Francis Grose, Esq. F. S. A. etc.
This gentleman died on the 12th of May, 1791; he was son of Francis Grose, esq. jeweller at Richmond, who fitted up the coronation crown of George II. He was a captain in the Surrey militia, an eminent antiquary, and a right worthy man. His "Antiquities of England and Wales, Scotland and Ireland," are more generally known perhaps than other topographical works of more profound inquiry. They were commenced in numbers, and published by "Master Samuel Hooper," so he called his bookseller, to whom he was a steady and affectionate friend, though he says, in one of his letters, "he never did any one thing I desired him." His "Classical Dictionary of the Vulgar Tongue," Mr. Nichols says, "it would have been for his credit to have suppressed." The truth of this observation is palpable to every one who is not sophisticated by the wretchedly mischievous line, that
"Vice, to be hated, needs but to be seen."
A more mischievous sentiment was never promulgated. Capt. Grose's "Olio" is a pleasant medley of whimsicalities. He was an excellent companion, a humorist, and caricaturist: he wrote "Rules for drawing Caricatures," and drew and etched many, wherein he took considerable liberties with his friends. Yet he seems to have disliked a personal representation of himself sleeping in a chair, which Mr. Nichols pronounces "an excellent likeness; a copy of which we have given in the preceding page. Adjoining it is another of him, a whole length, standing, from an engraving by Bartolozzi, after a drawing by Dance. The sleeping portrait is attributed to the rev. James Douglas, one of his brother antiquaries, who dedicated the print to their "devoted brethren" of the society. Beneath it were inscribed the following lines:
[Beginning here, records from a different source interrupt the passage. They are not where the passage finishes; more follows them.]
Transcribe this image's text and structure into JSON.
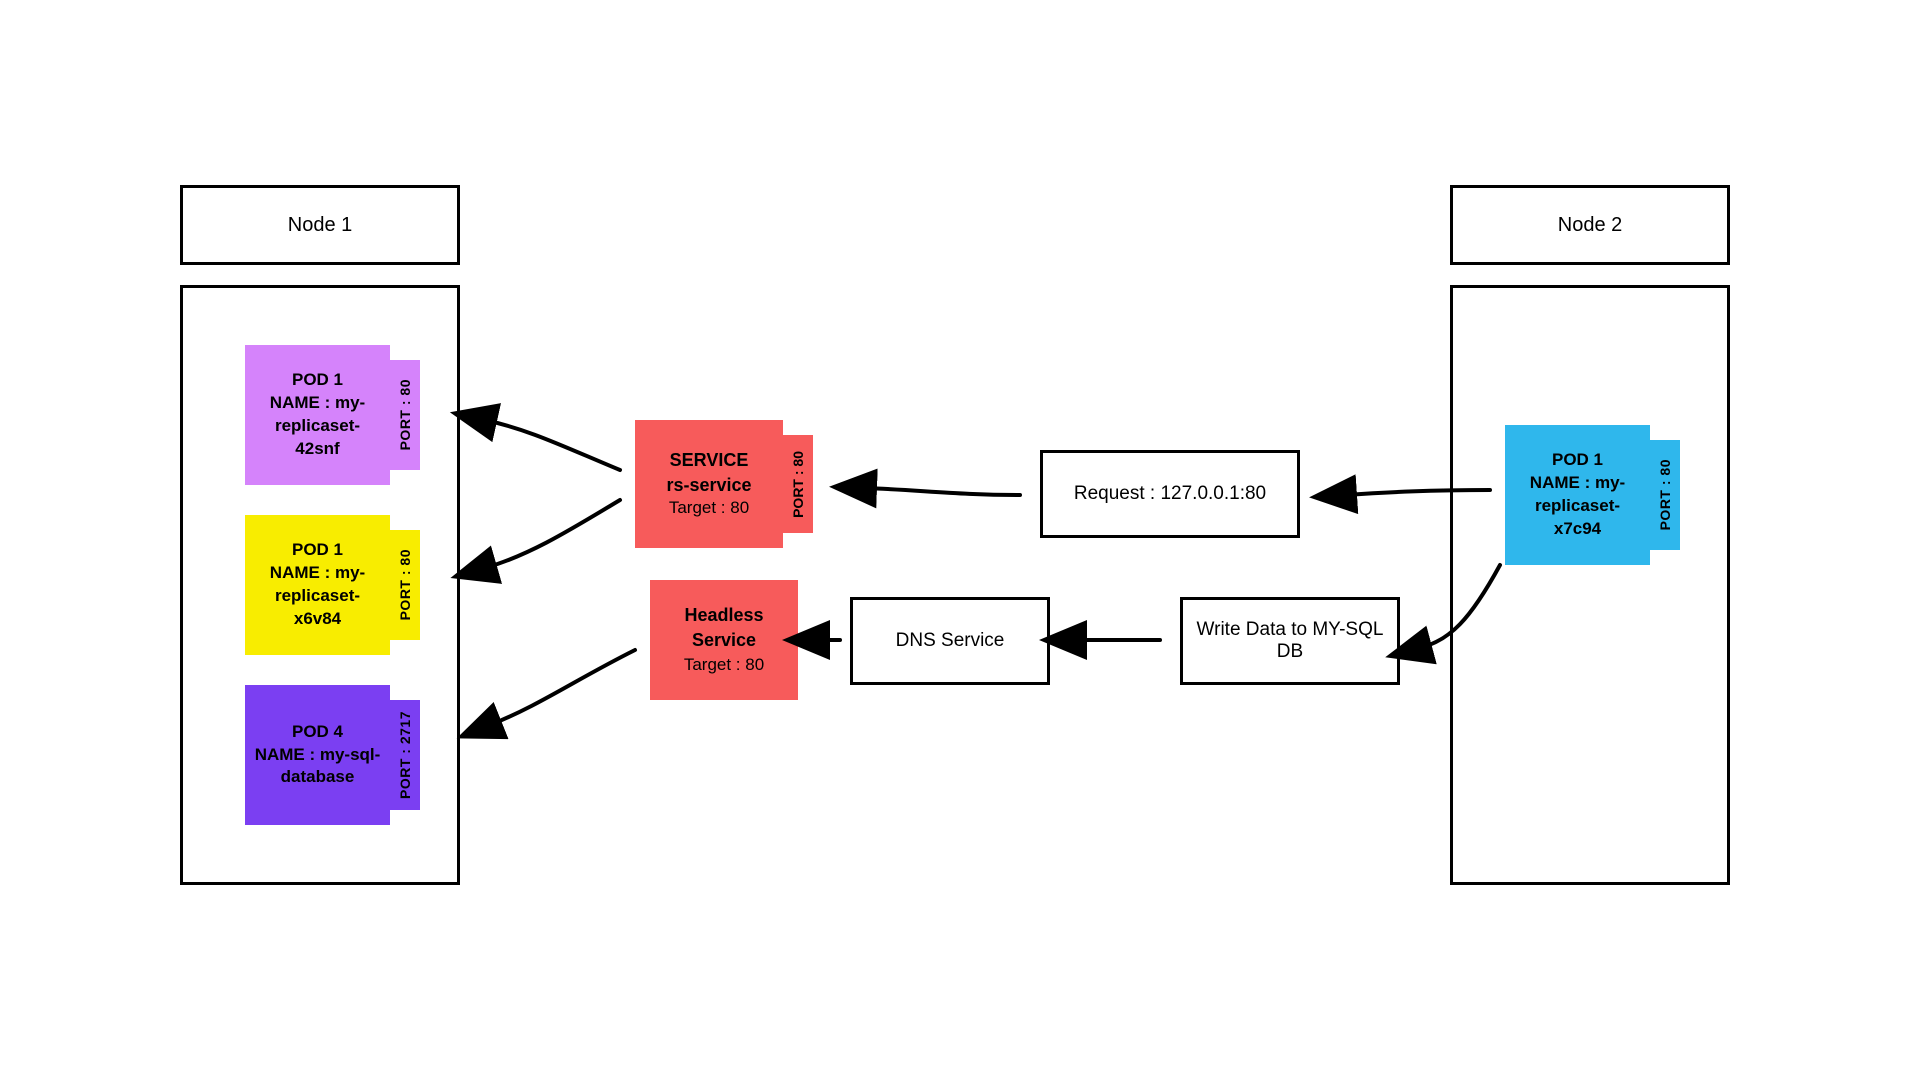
{
  "node1": {
    "title": "Node 1",
    "pods": [
      {
        "header": "POD 1",
        "name_label": "NAME : my-replicaset-42snf",
        "port": "PORT : 80",
        "color": "#d583fb"
      },
      {
        "header": "POD 1",
        "name_label": "NAME : my-replicaset-x6v84",
        "port": "PORT : 80",
        "color": "#f8ed00"
      },
      {
        "header": "POD 4",
        "name_label": "NAME : my-sql-database",
        "port": "PORT : 2717",
        "color": "#7b3ff2"
      }
    ]
  },
  "node2": {
    "title": "Node 2",
    "pod": {
      "header": "POD 1",
      "name_label": "NAME : my-replicaset-x7c94",
      "port": "PORT : 80",
      "color": "#2fb7ec"
    }
  },
  "service": {
    "title": "SERVICE",
    "name": "rs-service",
    "target": "Target : 80",
    "port": "PORT : 80"
  },
  "headless": {
    "title": "Headless Service",
    "target": "Target : 80"
  },
  "request_box": "Request : 127.0.0.1:80",
  "dns_box": "DNS Service",
  "write_box": "Write Data to MY-SQL DB",
  "colors": {
    "service": "#f75b5b"
  }
}
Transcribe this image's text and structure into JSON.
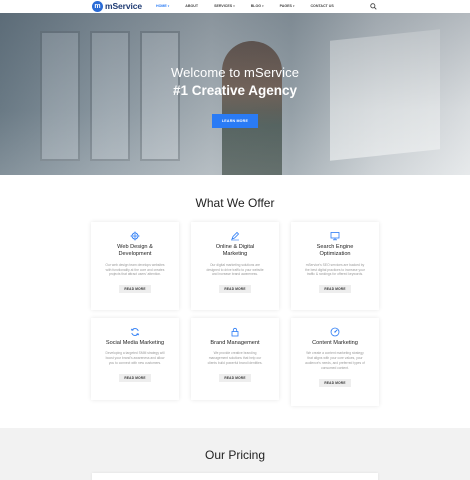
{
  "brand": {
    "mark": "m",
    "name": "mService",
    "accent": "#2a7bf5"
  },
  "nav": {
    "items": [
      {
        "label": "HOME",
        "caret": "▾"
      },
      {
        "label": "ABOUT",
        "caret": ""
      },
      {
        "label": "SERVICES",
        "caret": "▾"
      },
      {
        "label": "BLOG",
        "caret": "▾"
      },
      {
        "label": "PAGES",
        "caret": "▾"
      },
      {
        "label": "CONTACT US",
        "caret": ""
      }
    ],
    "search_icon": "search-icon"
  },
  "hero": {
    "title": "Welcome to mService",
    "subtitle": "#1 Creative Agency",
    "button": "LEARN MORE"
  },
  "offer": {
    "title": "What We Offer",
    "cards": [
      {
        "icon": "gear-icon",
        "title": "Web Design & Development",
        "desc": "Our web design team develops websites with functionality at the core and creates projects that attract users' attention.",
        "button": "READ MORE"
      },
      {
        "icon": "pen-icon",
        "title": "Online & Digital Marketing",
        "desc": "Our digital marketing solutions are designed to drive traffic to your website and increase brand awareness.",
        "button": "READ MORE"
      },
      {
        "icon": "monitor-icon",
        "title": "Search Engine Optimization",
        "desc": "mService's SEO services are backed by the best digital practices to increase your traffic & rankings for offered keywords.",
        "button": "READ MORE"
      },
      {
        "icon": "refresh-icon",
        "title": "Social Media Marketing",
        "desc": "Developing a targeted SMM strategy will boost your brand's awareness and allow you to connect with new customers.",
        "button": "READ MORE"
      },
      {
        "icon": "lock-icon",
        "title": "Brand Management",
        "desc": "We provide creative branding management solutions that help our clients build powerful brand identities.",
        "button": "READ MORE"
      },
      {
        "icon": "gauge-icon",
        "title": "Content Marketing",
        "desc": "We create a content marketing strategy that aligns with your core values, your audience's needs, and preferred types of consumed content.",
        "button": "READ MORE"
      }
    ]
  },
  "pricing": {
    "title": "Our Pricing"
  }
}
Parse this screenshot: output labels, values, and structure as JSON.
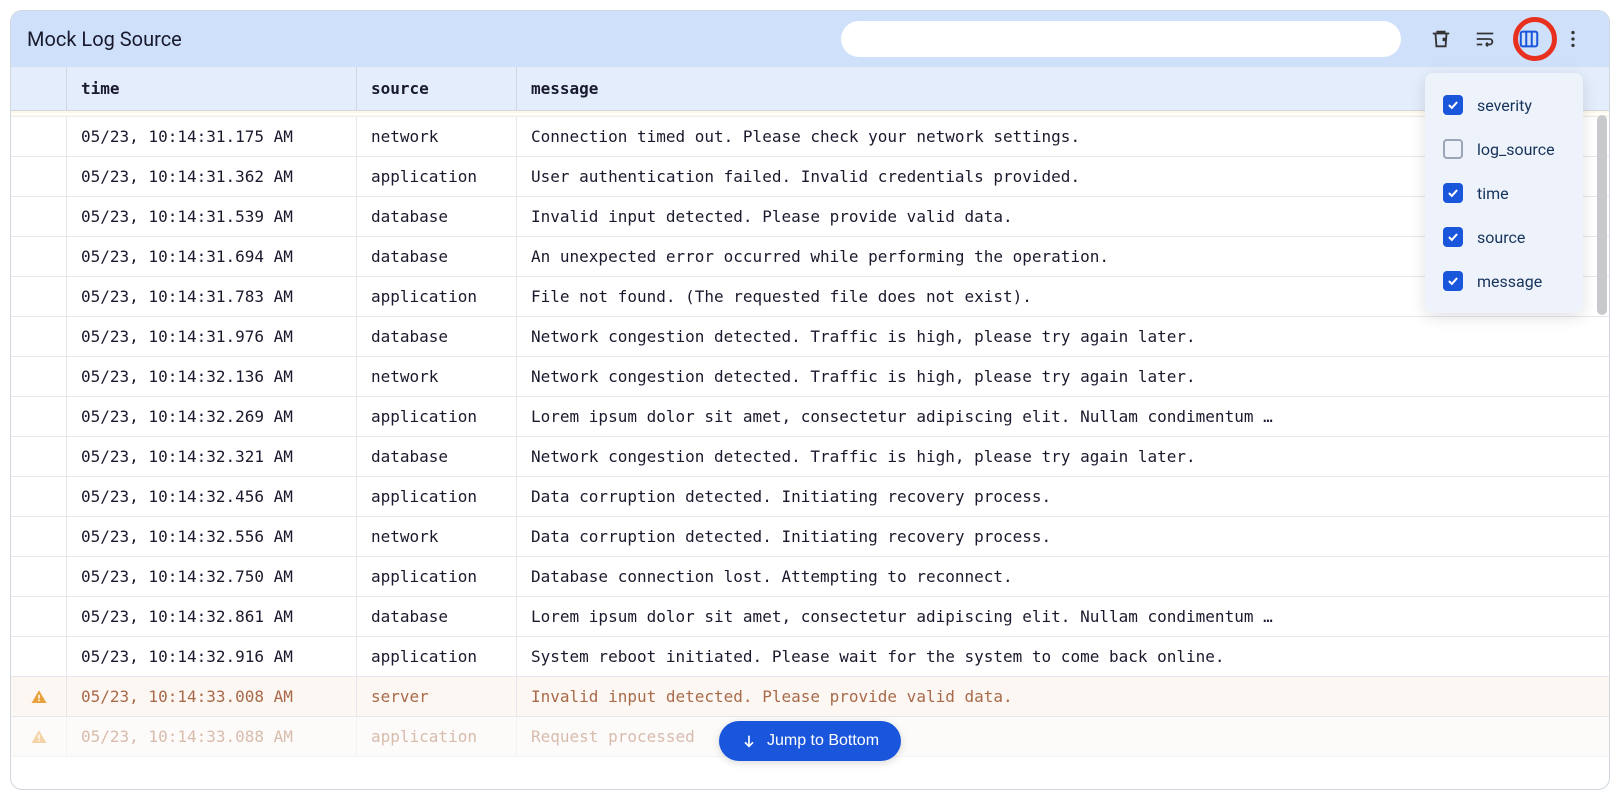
{
  "header": {
    "title": "Mock Log Source",
    "search_value": ""
  },
  "columns": {
    "time": "time",
    "source": "source",
    "message": "message"
  },
  "rows": [
    {
      "severity": "",
      "time": "05/23, 10:14:31.175 AM",
      "source": "network",
      "message": "Connection timed out. Please check your network settings."
    },
    {
      "severity": "",
      "time": "05/23, 10:14:31.362 AM",
      "source": "application",
      "message": "User authentication failed. Invalid credentials provided."
    },
    {
      "severity": "",
      "time": "05/23, 10:14:31.539 AM",
      "source": "database",
      "message": "Invalid input detected. Please provide valid data."
    },
    {
      "severity": "",
      "time": "05/23, 10:14:31.694 AM",
      "source": "database",
      "message": "An unexpected error occurred while performing the operation."
    },
    {
      "severity": "",
      "time": "05/23, 10:14:31.783 AM",
      "source": "application",
      "message": "File not found. (The requested file does not exist)."
    },
    {
      "severity": "",
      "time": "05/23, 10:14:31.976 AM",
      "source": "database",
      "message": "Network congestion detected. Traffic is high, please try again later."
    },
    {
      "severity": "",
      "time": "05/23, 10:14:32.136 AM",
      "source": "network",
      "message": "Network congestion detected. Traffic is high, please try again later."
    },
    {
      "severity": "",
      "time": "05/23, 10:14:32.269 AM",
      "source": "application",
      "message": "Lorem ipsum dolor sit amet, consectetur adipiscing elit. Nullam condimentum …"
    },
    {
      "severity": "",
      "time": "05/23, 10:14:32.321 AM",
      "source": "database",
      "message": "Network congestion detected. Traffic is high, please try again later."
    },
    {
      "severity": "",
      "time": "05/23, 10:14:32.456 AM",
      "source": "application",
      "message": "Data corruption detected. Initiating recovery process."
    },
    {
      "severity": "",
      "time": "05/23, 10:14:32.556 AM",
      "source": "network",
      "message": "Data corruption detected. Initiating recovery process."
    },
    {
      "severity": "",
      "time": "05/23, 10:14:32.750 AM",
      "source": "application",
      "message": "Database connection lost. Attempting to reconnect."
    },
    {
      "severity": "",
      "time": "05/23, 10:14:32.861 AM",
      "source": "database",
      "message": "Lorem ipsum dolor sit amet, consectetur adipiscing elit. Nullam condimentum …"
    },
    {
      "severity": "",
      "time": "05/23, 10:14:32.916 AM",
      "source": "application",
      "message": "System reboot initiated. Please wait for the system to come back online."
    },
    {
      "severity": "warn",
      "time": "05/23, 10:14:33.008 AM",
      "source": "server",
      "message": "Invalid input detected. Please provide valid data."
    },
    {
      "severity": "warn",
      "faded": true,
      "time": "05/23, 10:14:33.088 AM",
      "source": "application",
      "message": "Request processed"
    }
  ],
  "column_picker": [
    {
      "label": "severity",
      "checked": true
    },
    {
      "label": "log_source",
      "checked": false
    },
    {
      "label": "time",
      "checked": true
    },
    {
      "label": "source",
      "checked": true
    },
    {
      "label": "message",
      "checked": true
    }
  ],
  "jump_button_label": "Jump to Bottom"
}
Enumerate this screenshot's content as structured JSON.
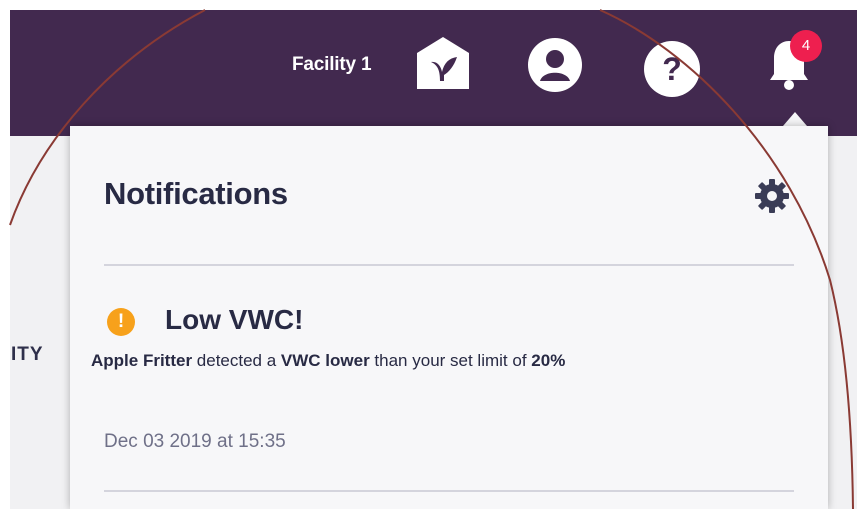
{
  "header": {
    "facility_name": "Facility 1",
    "notification_count": "4"
  },
  "background": {
    "partial_column_label": "ITY"
  },
  "notifications": {
    "title": "Notifications",
    "items": [
      {
        "title": "Low VWC!",
        "alert_glyph": "!",
        "message": {
          "plant": "Apple Fritter",
          "part1": " detected a ",
          "metric": "VWC lower",
          "part2": " than your set limit of ",
          "limit": "20%"
        },
        "timestamp": "Dec 03 2019 at 15:35"
      }
    ]
  },
  "colors": {
    "header_bg": "#42294f",
    "badge_bg": "#ee1f4f",
    "alert_warning": "#f7a11b",
    "annotation_circle": "#8a3a34"
  },
  "icons": [
    "facility-icon",
    "user-icon",
    "help-icon",
    "bell-icon",
    "gear-icon",
    "alert-icon"
  ]
}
"Now Grose, like bright Phœbus, has sunk into rest,
Society droops for the loss of his jest;
Antiquarian debates, unseason'd with mirth,
To Genius and Learning will never give birth.
Then wake, Brother Member, our friend from his sleep,
Lest Apollo should frown, and Bacchus should weep.
He was remarkably corpulent, as the engravings show. In a letter to the rev. James Granger, he says, "I am, and ever have been, the idlest fellow living, even before I had acquired the load of adventitious matter which at present stuffs my doublet." On the margin of this letter Mr. Granger wrote, "As for the matter that stuffs your doublet, I hope it is all good stuff; if you should double it, I shall call it morbid matter and tremble for you. But I consider it as the effect of good digestion, pure blood, and laughing spirits, coagulated into a wholesome mass by as much sedentariness (I hate this long word) as is consistent with the activity of your disposition." In truth, Grose was far from an idle man; he had great mental activity, and his antiquarian knowledge and labours were great. He was fond however of what are termed the pleasures of the table; and is represented in a fine mezzotinto, drawn and engraved by his friend Nathaniel Hone, with Theodosius Forrest, the barrister, and Hone himself, dressed in the character of monks, over a bowl, which Grose is actively preparing for their carousal. He died of apoplexy in Mr. Hone's house in Dublin, at the age of fifty-two. In reference to his principal works, the following epitaph, quoted by Mr. Nichols in his "Anecdotes," was proposed for him in the "St. James's Chronicle:"—
Here lies Francis Grose.
On Thursday, May 12, 1791,
Death put an end to
His views and prospects.
German Fleur de lis. Iris Germanica.
Dedicated to St. Germanus.
Notes [all notes are Hone's unless otherwise indicated]:
1. Shepherd. [return]
2. Naogeorgus, by Googe. [return]